§ **INSTRUCTIONS TO FOLLOW**
Copy each line below in which the string "true" occurs.
[Start of section]
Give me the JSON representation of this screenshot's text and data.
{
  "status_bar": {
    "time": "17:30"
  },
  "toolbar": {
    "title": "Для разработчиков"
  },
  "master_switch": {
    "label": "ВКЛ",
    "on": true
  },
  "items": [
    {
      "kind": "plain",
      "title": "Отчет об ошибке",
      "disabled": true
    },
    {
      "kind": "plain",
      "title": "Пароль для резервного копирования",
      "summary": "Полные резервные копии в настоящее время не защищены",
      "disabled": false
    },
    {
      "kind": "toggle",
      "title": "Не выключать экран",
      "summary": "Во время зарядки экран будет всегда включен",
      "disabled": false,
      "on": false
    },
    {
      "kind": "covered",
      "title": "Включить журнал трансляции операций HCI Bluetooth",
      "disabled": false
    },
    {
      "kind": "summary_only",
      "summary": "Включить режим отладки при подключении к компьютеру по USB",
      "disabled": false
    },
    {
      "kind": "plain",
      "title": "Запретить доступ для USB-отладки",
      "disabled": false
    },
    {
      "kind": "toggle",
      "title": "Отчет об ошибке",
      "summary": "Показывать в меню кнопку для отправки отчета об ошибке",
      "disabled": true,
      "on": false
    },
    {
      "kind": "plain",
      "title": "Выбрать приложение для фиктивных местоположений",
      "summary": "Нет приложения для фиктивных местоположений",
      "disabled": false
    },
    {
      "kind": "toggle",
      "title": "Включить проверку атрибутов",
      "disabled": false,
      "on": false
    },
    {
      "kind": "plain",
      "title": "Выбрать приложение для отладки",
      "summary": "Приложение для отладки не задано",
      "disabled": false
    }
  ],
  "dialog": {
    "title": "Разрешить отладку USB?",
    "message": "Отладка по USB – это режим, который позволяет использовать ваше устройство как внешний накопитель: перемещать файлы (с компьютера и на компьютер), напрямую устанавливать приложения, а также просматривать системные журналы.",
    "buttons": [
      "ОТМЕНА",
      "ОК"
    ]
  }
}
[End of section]
§ **RESPONSE**
    "on": true
      "disabled": true
      "disabled": true,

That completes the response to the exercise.